Copy every line of the records that includes the word "from".

☆ ☆ ☆

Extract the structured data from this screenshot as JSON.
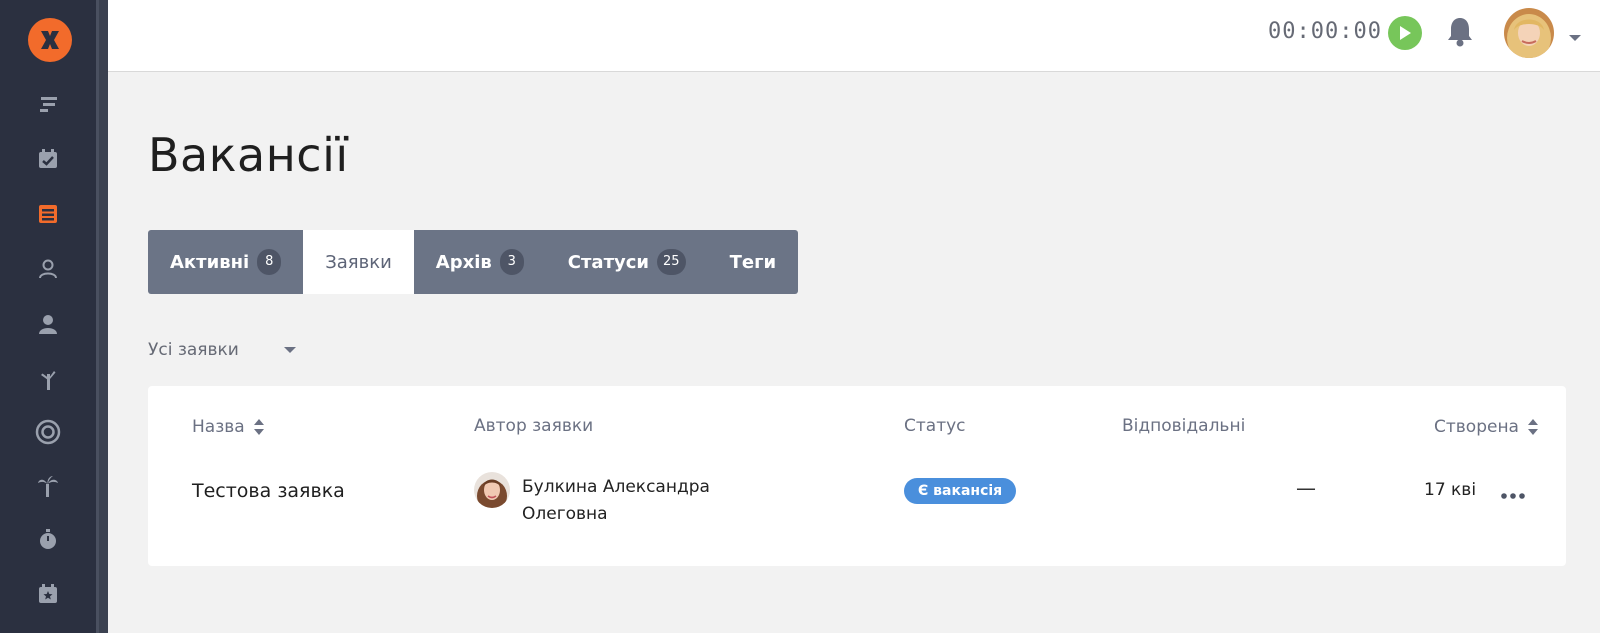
{
  "topbar": {
    "timer": "00:00:00"
  },
  "page": {
    "title": "Вакансії"
  },
  "tabs": [
    {
      "label": "Активні",
      "badge": "8"
    },
    {
      "label": "Заявки",
      "badge": ""
    },
    {
      "label": "Архів",
      "badge": "3"
    },
    {
      "label": "Статуси",
      "badge": "25"
    },
    {
      "label": "Теги",
      "badge": ""
    }
  ],
  "filter": {
    "selected": "Усі заявки"
  },
  "table": {
    "headers": {
      "name": "Назва",
      "author": "Автор заявки",
      "status": "Статус",
      "responsible": "Відповідальні",
      "created": "Створена"
    },
    "rows": [
      {
        "title": "Тестова заявка",
        "author": "Булкина Александра Олеговна",
        "status": "Є вакансія",
        "responsible": "—",
        "created": "17 кві"
      }
    ]
  },
  "colors": {
    "sidebar": "#2b3040",
    "accent": "#f26b2b",
    "tab_bar": "#6b7486",
    "status_badge": "#4a8fdc",
    "play": "#77c65a"
  }
}
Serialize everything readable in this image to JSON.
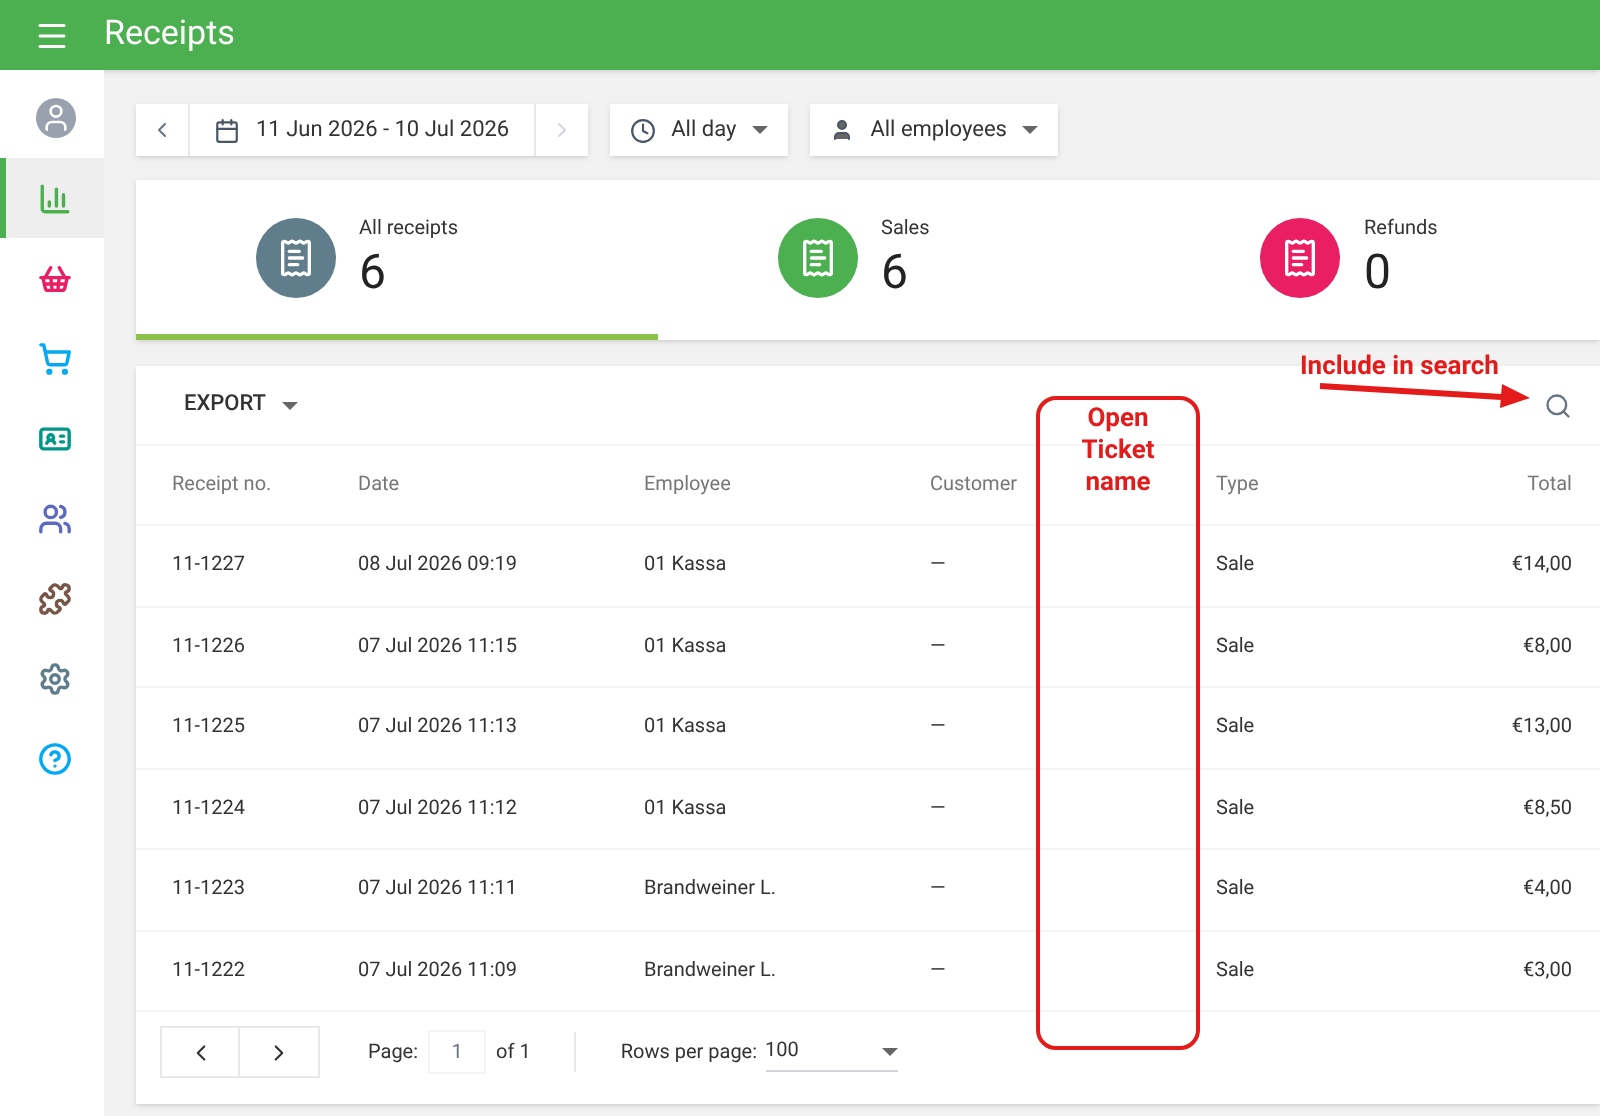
{
  "app_bar": {
    "title": "Receipts"
  },
  "sidebar": {
    "items": [
      {
        "kind": "account",
        "selected": false
      },
      {
        "kind": "reports",
        "selected": true
      },
      {
        "kind": "items",
        "selected": false
      },
      {
        "kind": "inventory",
        "selected": false
      },
      {
        "kind": "customers",
        "selected": false
      },
      {
        "kind": "employees",
        "selected": false
      },
      {
        "kind": "integrations",
        "selected": false
      },
      {
        "kind": "settings",
        "selected": false
      },
      {
        "kind": "help",
        "selected": false
      }
    ]
  },
  "filters": {
    "date_range": "11 Jun 2026 - 10 Jul 2026",
    "time": "All day",
    "employee": "All employees"
  },
  "summary": [
    {
      "label": "All receipts",
      "value": "6",
      "kind": "all",
      "selected": true
    },
    {
      "label": "Sales",
      "value": "6",
      "kind": "sales",
      "selected": false
    },
    {
      "label": "Refunds",
      "value": "0",
      "kind": "refunds",
      "selected": false
    }
  ],
  "table": {
    "export": "EXPORT",
    "columns": [
      "Receipt no.",
      "Date",
      "Employee",
      "Customer",
      "Type",
      "Total"
    ],
    "rows": [
      [
        "11-1227",
        "08 Jul 2026 09:19",
        "01 Kassa",
        "—",
        "Sale",
        "€14,00"
      ],
      [
        "11-1226",
        "07 Jul 2026 11:15",
        "01 Kassa",
        "—",
        "Sale",
        "€8,00"
      ],
      [
        "11-1225",
        "07 Jul 2026 11:13",
        "01 Kassa",
        "—",
        "Sale",
        "€13,00"
      ],
      [
        "11-1224",
        "07 Jul 2026 11:12",
        "01 Kassa",
        "—",
        "Sale",
        "€8,50"
      ],
      [
        "11-1223",
        "07 Jul 2026 11:11",
        "Brandweiner L.",
        "—",
        "Sale",
        "€4,00"
      ],
      [
        "11-1222",
        "07 Jul 2026 11:09",
        "Brandweiner L.",
        "—",
        "Sale",
        "€3,00"
      ]
    ]
  },
  "pagination": {
    "page_label": "Page:",
    "page": "1",
    "of": "of 1",
    "rows_label": "Rows per page:",
    "rows_per_page": "100"
  },
  "annotations": {
    "column_note": "Open Ticket name",
    "search_note": "Include in search"
  }
}
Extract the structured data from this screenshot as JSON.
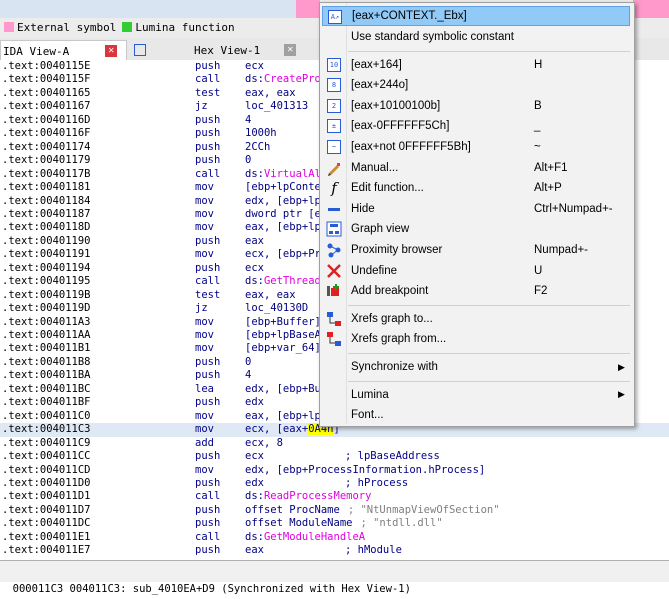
{
  "legend": [
    {
      "label": "External symbol",
      "color": "#ff99cc"
    },
    {
      "label": "Lumina function",
      "color": "#33cc33"
    }
  ],
  "tabs": [
    {
      "label": "IDA View-A"
    },
    {
      "label": "Hex View-1"
    }
  ],
  "rows": [
    {
      "addr": ".text:0040115E",
      "mn": "push",
      "op": "ecx"
    },
    {
      "addr": ".text:0040115F",
      "mn": "call",
      "op": "ds:",
      "api": "CreatePro"
    },
    {
      "addr": ".text:00401165",
      "mn": "test",
      "op": "eax, eax"
    },
    {
      "addr": ".text:00401167",
      "mn": "jz",
      "op": "loc_401313"
    },
    {
      "addr": ".text:0040116D",
      "mn": "push",
      "op": "4"
    },
    {
      "addr": ".text:0040116F",
      "mn": "push",
      "op": "1000h"
    },
    {
      "addr": ".text:00401174",
      "mn": "push",
      "op": "2CCh"
    },
    {
      "addr": ".text:00401179",
      "mn": "push",
      "op": "0"
    },
    {
      "addr": ".text:0040117B",
      "mn": "call",
      "op": "ds:",
      "api": "VirtualAl"
    },
    {
      "addr": ".text:00401181",
      "mn": "mov",
      "op": "[ebp+lpConte"
    },
    {
      "addr": ".text:00401184",
      "mn": "mov",
      "op": "edx, [ebp+lp"
    },
    {
      "addr": ".text:00401187",
      "mn": "mov",
      "op": "dword ptr [e"
    },
    {
      "addr": ".text:0040118D",
      "mn": "mov",
      "op": "eax, [ebp+lp"
    },
    {
      "addr": ".text:00401190",
      "mn": "push",
      "op": "eax"
    },
    {
      "addr": ".text:00401191",
      "mn": "mov",
      "op": "ecx, [ebp+Pr"
    },
    {
      "addr": ".text:00401194",
      "mn": "push",
      "op": "ecx"
    },
    {
      "addr": ".text:00401195",
      "mn": "call",
      "op": "ds:",
      "api": "GetThread"
    },
    {
      "addr": ".text:0040119B",
      "mn": "test",
      "op": "eax, eax"
    },
    {
      "addr": ".text:0040119D",
      "mn": "jz",
      "op": "loc_40130D"
    },
    {
      "addr": ".text:004011A3",
      "mn": "mov",
      "op": "[ebp+Buffer]"
    },
    {
      "addr": ".text:004011AA",
      "mn": "mov",
      "op": "[ebp+lpBaseA"
    },
    {
      "addr": ".text:004011B1",
      "mn": "mov",
      "op": "[ebp+var_64]"
    },
    {
      "addr": ".text:004011B8",
      "mn": "push",
      "op": "0"
    },
    {
      "addr": ".text:004011BA",
      "mn": "push",
      "op": "4"
    },
    {
      "addr": ".text:004011BC",
      "mn": "lea",
      "op": "edx, [ebp+Bu"
    },
    {
      "addr": ".text:004011BF",
      "mn": "push",
      "op": "edx"
    },
    {
      "addr": ".text:004011C0",
      "mn": "mov",
      "op": "eax, [ebp+lp"
    },
    {
      "addr": ".text:004011C3",
      "mn": "mov",
      "op": "ecx, [eax+",
      "hl": "0A4h",
      "op_tail": "]",
      "selected": true
    },
    {
      "addr": ".text:004011C9",
      "mn": "add",
      "op": "ecx, 8"
    },
    {
      "addr": ".text:004011CC",
      "mn": "push",
      "op": "ecx",
      "cmt": "; lpBaseAddress"
    },
    {
      "addr": ".text:004011CD",
      "mn": "mov",
      "op": "edx, [ebp+ProcessInformation.hProcess]"
    },
    {
      "addr": ".text:004011D0",
      "mn": "push",
      "op": "edx",
      "cmt": "; hProcess"
    },
    {
      "addr": ".text:004011D1",
      "mn": "call",
      "op": "ds:",
      "api": "ReadProcessMemory"
    },
    {
      "addr": ".text:004011D7",
      "mn": "push",
      "op": "offset ProcName",
      "str": "; \"NtUnmapViewOfSection\""
    },
    {
      "addr": ".text:004011DC",
      "mn": "push",
      "op": "offset ModuleName",
      "str": "; \"ntdll.dll\""
    },
    {
      "addr": ".text:004011E1",
      "mn": "call",
      "op": "ds:",
      "api": "GetModuleHandleA"
    },
    {
      "addr": ".text:004011E7",
      "mn": "push",
      "op": "eax",
      "cmt": "; hModule"
    }
  ],
  "status": "000011C3 004011C3: sub_4010EA+D9 (Synchronized with Hex View-1)",
  "menu": {
    "items": [
      {
        "label": "[eax+CONTEXT._Ebx]",
        "shortcut": "",
        "icon": "struct-offset-icon",
        "hover": true
      },
      {
        "label": "Use standard symbolic constant",
        "shortcut": "",
        "icon": ""
      },
      {
        "sep": true
      },
      {
        "label": "[eax+164]",
        "shortcut": "H",
        "icon": "decimal-icon"
      },
      {
        "label": "[eax+244o]",
        "shortcut": "",
        "icon": "octal-icon"
      },
      {
        "label": "[eax+10100100b]",
        "shortcut": "B",
        "icon": "binary-icon"
      },
      {
        "label": "[eax-0FFFFFF5Ch]",
        "shortcut": "_",
        "icon": "negate-icon"
      },
      {
        "label": "[eax+not 0FFFFFF5Bh]",
        "shortcut": "~",
        "icon": "bitwise-not-icon"
      },
      {
        "label": "Manual...",
        "shortcut": "Alt+F1",
        "icon": "manual-edit-icon"
      },
      {
        "label": "Edit function...",
        "shortcut": "Alt+P",
        "icon": "function-icon"
      },
      {
        "label": "Hide",
        "shortcut": "Ctrl+Numpad+-",
        "icon": "hide-icon"
      },
      {
        "label": "Graph view",
        "shortcut": "",
        "icon": "graph-view-icon"
      },
      {
        "label": "Proximity browser",
        "shortcut": "Numpad+-",
        "icon": "proximity-icon"
      },
      {
        "label": "Undefine",
        "shortcut": "U",
        "icon": "undefine-x-icon"
      },
      {
        "label": "Add breakpoint",
        "shortcut": "F2",
        "icon": "breakpoint-icon"
      },
      {
        "sep": true
      },
      {
        "label": "Xrefs graph to...",
        "shortcut": "",
        "icon": "xrefs-to-icon"
      },
      {
        "label": "Xrefs graph from...",
        "shortcut": "",
        "icon": "xrefs-from-icon"
      },
      {
        "sep": true
      },
      {
        "label": "Synchronize with",
        "shortcut": "",
        "icon": "",
        "submenu": true
      },
      {
        "sep": true
      },
      {
        "label": "Lumina",
        "shortcut": "",
        "icon": "",
        "submenu": true
      },
      {
        "label": "Font...",
        "shortcut": "",
        "icon": ""
      }
    ]
  }
}
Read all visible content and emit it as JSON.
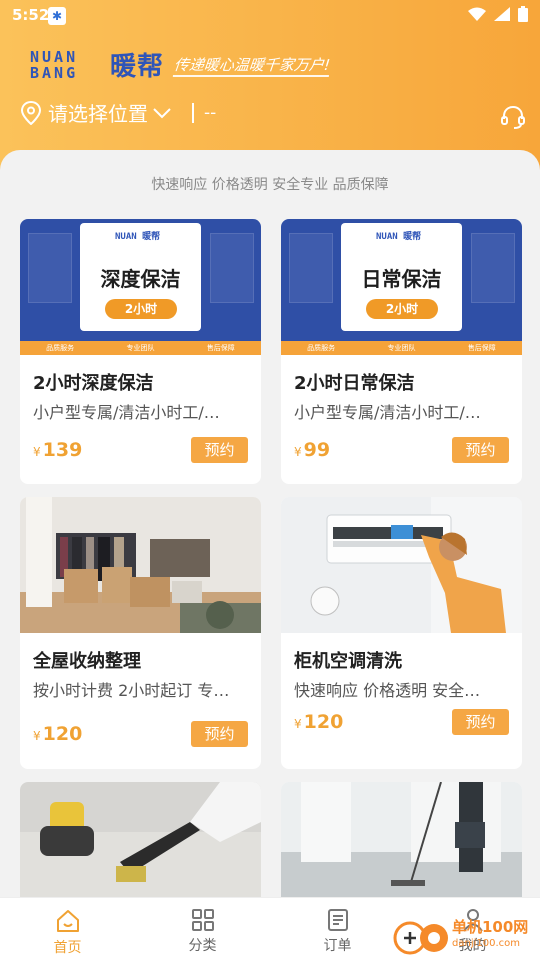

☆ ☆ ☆

SOLUTION TO THE PROBLEM:
Extract the structured data from this screenshot as JSON.
Extract the structured data from this screenshot as JSON.
        "label": "Xrefs graph from...",
        "icon": "xrefs-from-icon"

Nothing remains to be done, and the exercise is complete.